[Records excerpted from a collection]
* * *

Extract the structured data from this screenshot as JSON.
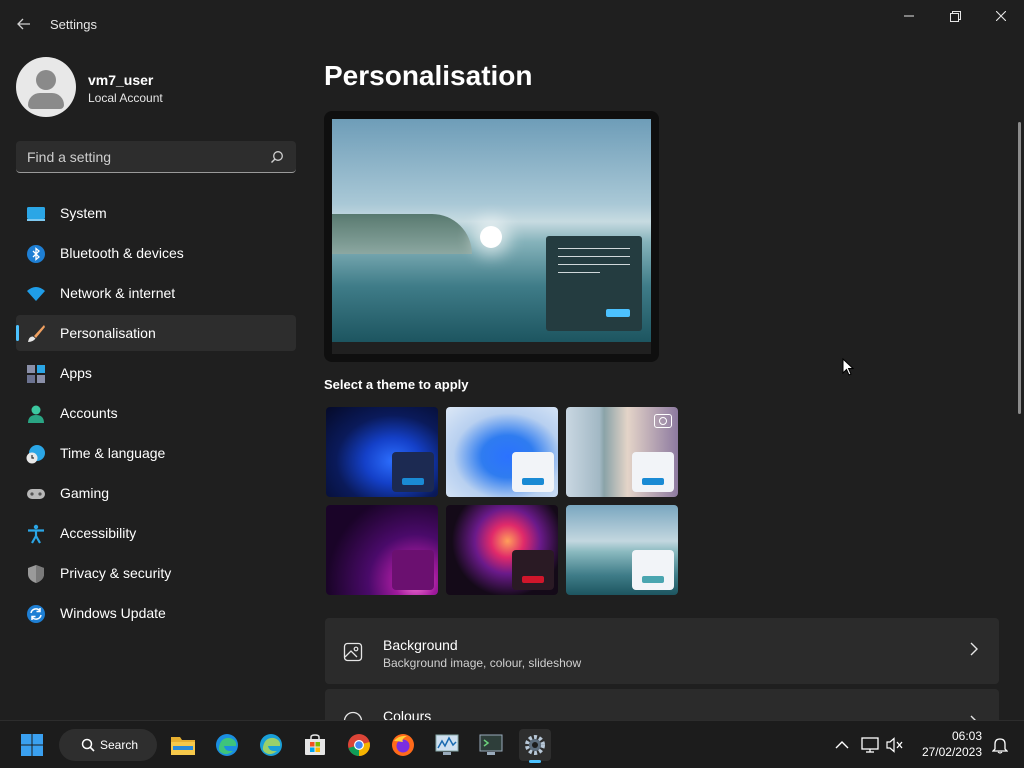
{
  "window": {
    "title": "Settings",
    "back_icon": "arrow-left-icon",
    "controls": [
      "minimize-icon",
      "maximize-icon",
      "close-icon"
    ]
  },
  "profile": {
    "name": "vm7_user",
    "account_type": "Local Account"
  },
  "search": {
    "placeholder": "Find a setting"
  },
  "sidebar": {
    "items": [
      {
        "label": "System",
        "icon": "system-icon",
        "selected": false
      },
      {
        "label": "Bluetooth & devices",
        "icon": "bluetooth-icon",
        "selected": false
      },
      {
        "label": "Network & internet",
        "icon": "wifi-icon",
        "selected": false
      },
      {
        "label": "Personalisation",
        "icon": "paintbrush-icon",
        "selected": true
      },
      {
        "label": "Apps",
        "icon": "apps-icon",
        "selected": false
      },
      {
        "label": "Accounts",
        "icon": "accounts-icon",
        "selected": false
      },
      {
        "label": "Time & language",
        "icon": "clock-globe-icon",
        "selected": false
      },
      {
        "label": "Gaming",
        "icon": "gamepad-icon",
        "selected": false
      },
      {
        "label": "Accessibility",
        "icon": "accessibility-icon",
        "selected": false
      },
      {
        "label": "Privacy & security",
        "icon": "shield-icon",
        "selected": false
      },
      {
        "label": "Windows Update",
        "icon": "update-icon",
        "selected": false
      }
    ]
  },
  "main": {
    "title": "Personalisation",
    "theme_section_label": "Select a theme to apply",
    "themes": [
      {
        "name": "windows-dark-theme",
        "accent": "#1a8ad4"
      },
      {
        "name": "windows-light-theme",
        "accent": "#1a8ad4"
      },
      {
        "name": "windows-spotlight-theme",
        "accent": "#1a8ad4"
      },
      {
        "name": "glow-theme",
        "accent": "#6b1070"
      },
      {
        "name": "captured-motion-theme",
        "accent": "#d0162b"
      },
      {
        "name": "flow-theme",
        "accent": "#4aa5b0"
      }
    ],
    "cards": [
      {
        "title": "Background",
        "subtitle": "Background image, colour, slideshow",
        "icon": "image-icon"
      },
      {
        "title": "Colours",
        "subtitle": "",
        "icon": "palette-icon"
      }
    ]
  },
  "taskbar": {
    "search_label": "Search",
    "apps": [
      "start-icon",
      "file-explorer-icon",
      "edge-icon",
      "edge-beta-icon",
      "store-icon",
      "chrome-icon",
      "firefox-icon",
      "performance-monitor-icon",
      "terminal-icon",
      "settings-icon"
    ],
    "time": "06:03",
    "date": "27/02/2023"
  },
  "colors": {
    "accent": "#4cc2ff",
    "background": "#1f1f1f",
    "card": "#2b2b2b"
  }
}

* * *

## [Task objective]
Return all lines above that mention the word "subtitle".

## [Result for this exercise]
        "subtitle": "Background image, colour, slideshow",
        "subtitle": "",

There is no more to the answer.